:: ASSIGNED TASK ::
Restate the records that follow. Every word must match.

:: GIVEN INFORMATION ::

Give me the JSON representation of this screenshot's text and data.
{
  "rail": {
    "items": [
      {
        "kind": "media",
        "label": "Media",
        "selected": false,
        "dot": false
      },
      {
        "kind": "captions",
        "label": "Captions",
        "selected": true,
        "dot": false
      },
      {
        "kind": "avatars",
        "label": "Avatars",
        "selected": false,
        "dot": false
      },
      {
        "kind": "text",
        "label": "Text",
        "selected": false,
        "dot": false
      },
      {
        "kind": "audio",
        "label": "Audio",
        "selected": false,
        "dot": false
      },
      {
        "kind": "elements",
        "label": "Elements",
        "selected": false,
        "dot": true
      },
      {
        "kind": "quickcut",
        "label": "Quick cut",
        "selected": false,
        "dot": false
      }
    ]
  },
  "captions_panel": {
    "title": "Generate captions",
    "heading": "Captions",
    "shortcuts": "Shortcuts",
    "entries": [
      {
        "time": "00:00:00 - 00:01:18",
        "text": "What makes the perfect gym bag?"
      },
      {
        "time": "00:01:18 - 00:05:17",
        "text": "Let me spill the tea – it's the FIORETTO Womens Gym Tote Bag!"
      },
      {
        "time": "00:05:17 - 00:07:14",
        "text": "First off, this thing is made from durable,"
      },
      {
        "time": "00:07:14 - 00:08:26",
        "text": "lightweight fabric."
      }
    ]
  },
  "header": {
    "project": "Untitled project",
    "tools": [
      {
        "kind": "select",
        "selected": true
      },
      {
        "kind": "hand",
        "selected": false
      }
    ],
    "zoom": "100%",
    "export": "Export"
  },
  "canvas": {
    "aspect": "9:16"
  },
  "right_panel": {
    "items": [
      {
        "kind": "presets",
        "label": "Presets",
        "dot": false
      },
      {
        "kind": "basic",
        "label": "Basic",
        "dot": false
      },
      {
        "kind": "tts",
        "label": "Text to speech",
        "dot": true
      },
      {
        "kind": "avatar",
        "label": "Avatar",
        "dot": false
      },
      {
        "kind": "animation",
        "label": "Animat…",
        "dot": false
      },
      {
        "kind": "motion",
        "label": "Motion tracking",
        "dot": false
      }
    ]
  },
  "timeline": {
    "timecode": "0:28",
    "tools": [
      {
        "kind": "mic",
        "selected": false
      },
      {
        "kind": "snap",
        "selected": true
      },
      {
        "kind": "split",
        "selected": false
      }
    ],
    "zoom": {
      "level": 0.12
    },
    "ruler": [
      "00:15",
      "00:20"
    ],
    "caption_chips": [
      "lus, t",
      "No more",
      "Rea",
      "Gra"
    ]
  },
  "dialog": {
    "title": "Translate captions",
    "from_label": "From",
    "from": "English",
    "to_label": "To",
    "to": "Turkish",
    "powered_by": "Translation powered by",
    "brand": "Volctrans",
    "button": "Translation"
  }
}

:: ANSWER ::
Give me the JSON representation of this screenshot's text and data.
{
  "rail": {
    "items": [
      {
        "kind": "media",
        "label": "Media",
        "selected": false,
        "dot": false
      },
      {
        "kind": "captions",
        "label": "Captions",
        "selected": true,
        "dot": false
      },
      {
        "kind": "avatars",
        "label": "Avatars",
        "selected": false,
        "dot": false
      },
      {
        "kind": "text",
        "label": "Text",
        "selected": false,
        "dot": false
      },
      {
        "kind": "audio",
        "label": "Audio",
        "selected": false,
        "dot": false
      },
      {
        "kind": "elements",
        "label": "Elements",
        "selected": false,
        "dot": true
      },
      {
        "kind": "quickcut",
        "label": "Quick cut",
        "selected": false,
        "dot": false
      }
    ]
  },
  "captions_panel": {
    "title": "Generate captions",
    "heading": "Captions",
    "shortcuts": "Shortcuts",
    "entries": [
      {
        "time": "00:00:00 - 00:01:18",
        "text": "What makes the perfect gym bag?"
      },
      {
        "time": "00:01:18 - 00:05:17",
        "text": "Let me spill the tea – it's the FIORETTO Womens Gym Tote Bag!"
      },
      {
        "time": "00:05:17 - 00:07:14",
        "text": "First off, this thing is made from durable,"
      },
      {
        "time": "00:07:14 - 00:08:26",
        "text": "lightweight fabric."
      }
    ]
  },
  "header": {
    "project": "Untitled project",
    "tools": [
      {
        "kind": "select",
        "selected": true
      },
      {
        "kind": "hand",
        "selected": false
      }
    ],
    "zoom": "100%",
    "export": "Export"
  },
  "canvas": {
    "aspect": "9:16"
  },
  "right_panel": {
    "items": [
      {
        "kind": "presets",
        "label": "Presets",
        "dot": false
      },
      {
        "kind": "basic",
        "label": "Basic",
        "dot": false
      },
      {
        "kind": "tts",
        "label": "Text to speech",
        "dot": true
      },
      {
        "kind": "avatar",
        "label": "Avatar",
        "dot": false
      },
      {
        "kind": "animation",
        "label": "Animat…",
        "dot": false
      },
      {
        "kind": "motion",
        "label": "Motion tracking",
        "dot": false
      }
    ]
  },
  "timeline": {
    "timecode": "0:28",
    "tools": [
      {
        "kind": "mic",
        "selected": false
      },
      {
        "kind": "snap",
        "selected": true
      },
      {
        "kind": "split",
        "selected": false
      }
    ],
    "zoom": {
      "level": 0.12
    },
    "ruler": [
      "00:15",
      "00:20"
    ],
    "caption_chips": [
      "lus, t",
      "No more",
      "Rea",
      "Gra"
    ]
  },
  "dialog": {
    "title": "Translate captions",
    "from_label": "From",
    "from": "English",
    "to_label": "To",
    "to": "Turkish",
    "powered_by": "Translation powered by",
    "brand": "Volctrans",
    "button": "Translation"
  }
}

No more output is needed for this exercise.